How to complete this task:
Report, as a bare number, how many lines in the data contain "Bear".
#####
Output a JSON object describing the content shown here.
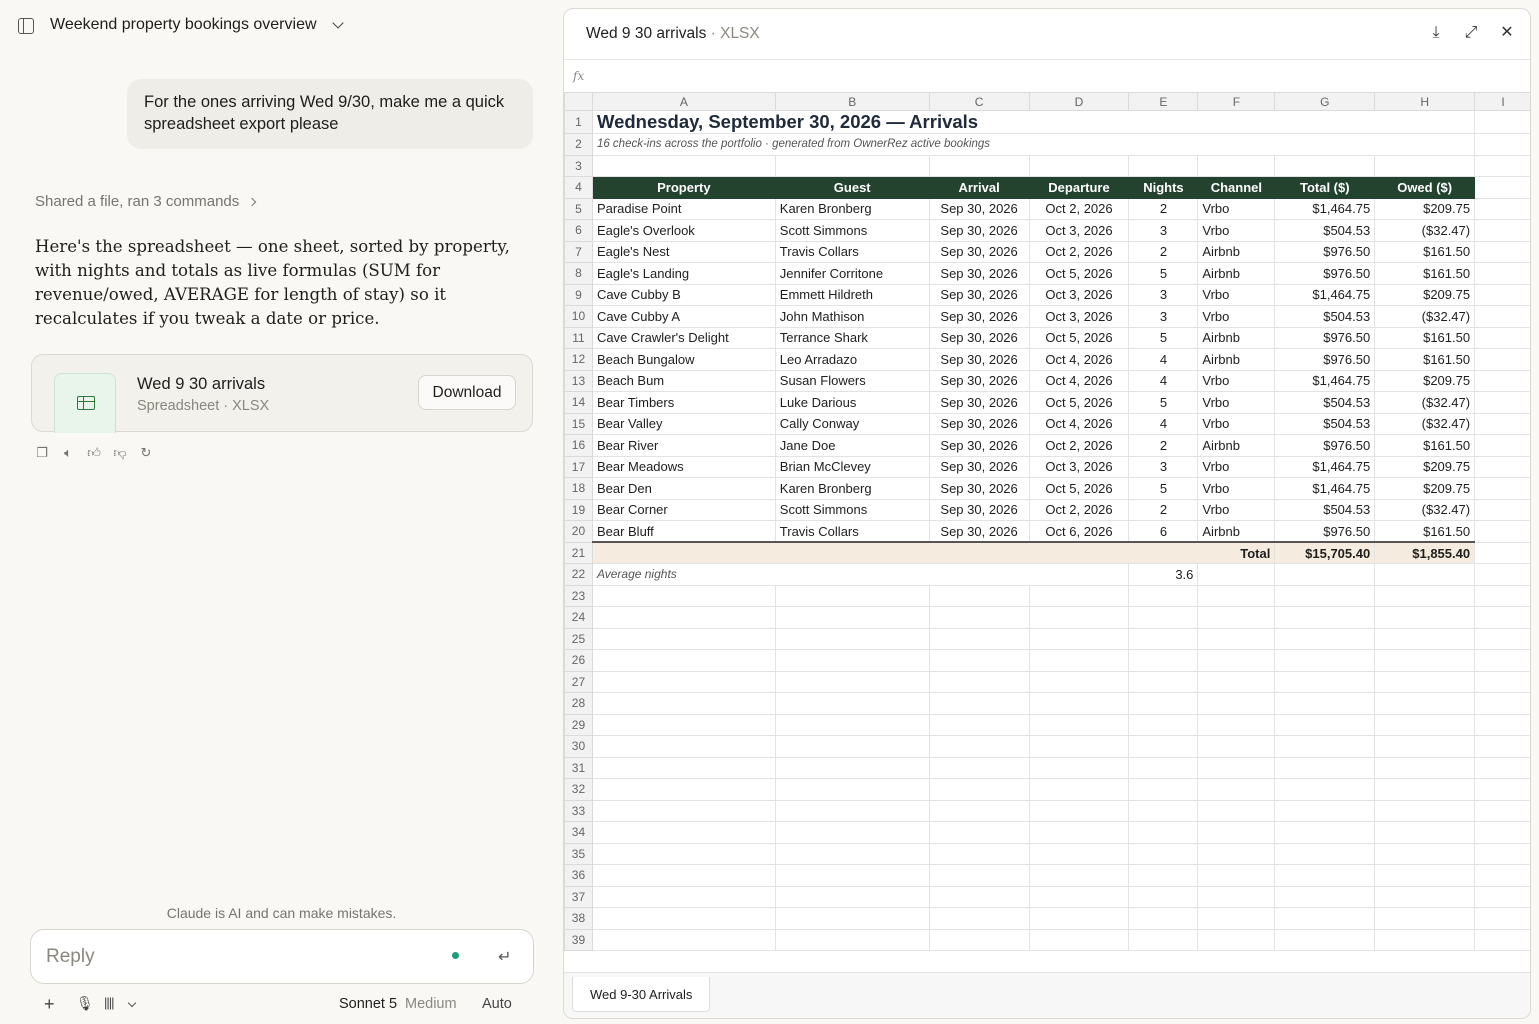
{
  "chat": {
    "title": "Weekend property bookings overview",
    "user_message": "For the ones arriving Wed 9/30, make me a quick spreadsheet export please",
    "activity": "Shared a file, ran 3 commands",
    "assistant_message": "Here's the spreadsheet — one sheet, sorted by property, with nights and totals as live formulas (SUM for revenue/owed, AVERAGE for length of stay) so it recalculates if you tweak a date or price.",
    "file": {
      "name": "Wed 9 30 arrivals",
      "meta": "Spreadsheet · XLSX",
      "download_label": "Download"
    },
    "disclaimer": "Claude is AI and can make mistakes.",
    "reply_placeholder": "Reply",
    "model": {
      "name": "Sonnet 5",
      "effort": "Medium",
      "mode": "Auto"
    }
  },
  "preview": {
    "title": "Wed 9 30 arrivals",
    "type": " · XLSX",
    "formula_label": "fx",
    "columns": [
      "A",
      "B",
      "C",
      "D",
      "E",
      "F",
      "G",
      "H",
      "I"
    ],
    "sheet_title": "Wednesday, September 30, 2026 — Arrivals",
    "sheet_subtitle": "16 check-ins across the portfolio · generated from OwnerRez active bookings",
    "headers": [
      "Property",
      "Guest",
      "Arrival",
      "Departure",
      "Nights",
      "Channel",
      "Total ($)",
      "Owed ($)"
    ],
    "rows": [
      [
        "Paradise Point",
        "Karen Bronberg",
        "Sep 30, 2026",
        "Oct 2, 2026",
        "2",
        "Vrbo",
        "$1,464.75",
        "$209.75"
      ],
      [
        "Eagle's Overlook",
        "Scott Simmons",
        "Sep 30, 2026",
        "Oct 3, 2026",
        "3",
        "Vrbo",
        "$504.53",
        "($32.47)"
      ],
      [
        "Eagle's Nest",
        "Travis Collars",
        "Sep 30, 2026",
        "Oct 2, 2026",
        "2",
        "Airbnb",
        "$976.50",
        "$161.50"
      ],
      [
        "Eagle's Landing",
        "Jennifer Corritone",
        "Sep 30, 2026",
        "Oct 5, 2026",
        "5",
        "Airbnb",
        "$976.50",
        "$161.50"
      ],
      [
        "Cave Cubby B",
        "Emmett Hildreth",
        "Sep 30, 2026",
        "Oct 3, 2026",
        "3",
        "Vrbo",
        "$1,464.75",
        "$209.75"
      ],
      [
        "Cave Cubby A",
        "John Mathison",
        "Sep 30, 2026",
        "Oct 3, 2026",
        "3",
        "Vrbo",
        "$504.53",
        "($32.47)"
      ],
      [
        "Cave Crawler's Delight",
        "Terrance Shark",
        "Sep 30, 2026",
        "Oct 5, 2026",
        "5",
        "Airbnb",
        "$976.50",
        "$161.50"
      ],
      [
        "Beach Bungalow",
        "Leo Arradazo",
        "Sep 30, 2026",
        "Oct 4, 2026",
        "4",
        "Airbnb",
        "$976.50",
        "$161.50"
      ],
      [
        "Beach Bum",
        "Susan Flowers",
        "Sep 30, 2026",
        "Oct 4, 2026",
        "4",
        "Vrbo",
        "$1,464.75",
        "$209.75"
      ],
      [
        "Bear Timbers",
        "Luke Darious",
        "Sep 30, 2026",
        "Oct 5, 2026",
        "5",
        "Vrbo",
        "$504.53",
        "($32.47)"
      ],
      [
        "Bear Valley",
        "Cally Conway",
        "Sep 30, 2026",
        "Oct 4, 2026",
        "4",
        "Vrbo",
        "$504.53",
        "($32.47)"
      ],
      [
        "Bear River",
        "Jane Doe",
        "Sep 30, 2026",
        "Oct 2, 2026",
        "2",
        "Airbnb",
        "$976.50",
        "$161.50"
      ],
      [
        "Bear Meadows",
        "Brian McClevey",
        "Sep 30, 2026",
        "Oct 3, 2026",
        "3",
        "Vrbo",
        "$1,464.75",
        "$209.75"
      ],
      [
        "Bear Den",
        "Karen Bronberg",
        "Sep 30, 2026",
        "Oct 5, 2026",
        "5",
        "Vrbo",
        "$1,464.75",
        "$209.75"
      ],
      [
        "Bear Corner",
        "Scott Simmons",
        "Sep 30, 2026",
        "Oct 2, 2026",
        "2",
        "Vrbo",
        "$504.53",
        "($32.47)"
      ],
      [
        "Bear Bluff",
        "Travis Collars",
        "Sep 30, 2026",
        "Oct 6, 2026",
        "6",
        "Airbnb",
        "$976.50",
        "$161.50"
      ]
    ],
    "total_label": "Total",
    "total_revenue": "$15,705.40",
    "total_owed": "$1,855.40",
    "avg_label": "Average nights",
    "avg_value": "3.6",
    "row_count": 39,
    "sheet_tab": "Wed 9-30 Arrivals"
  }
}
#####
Response to this task:
7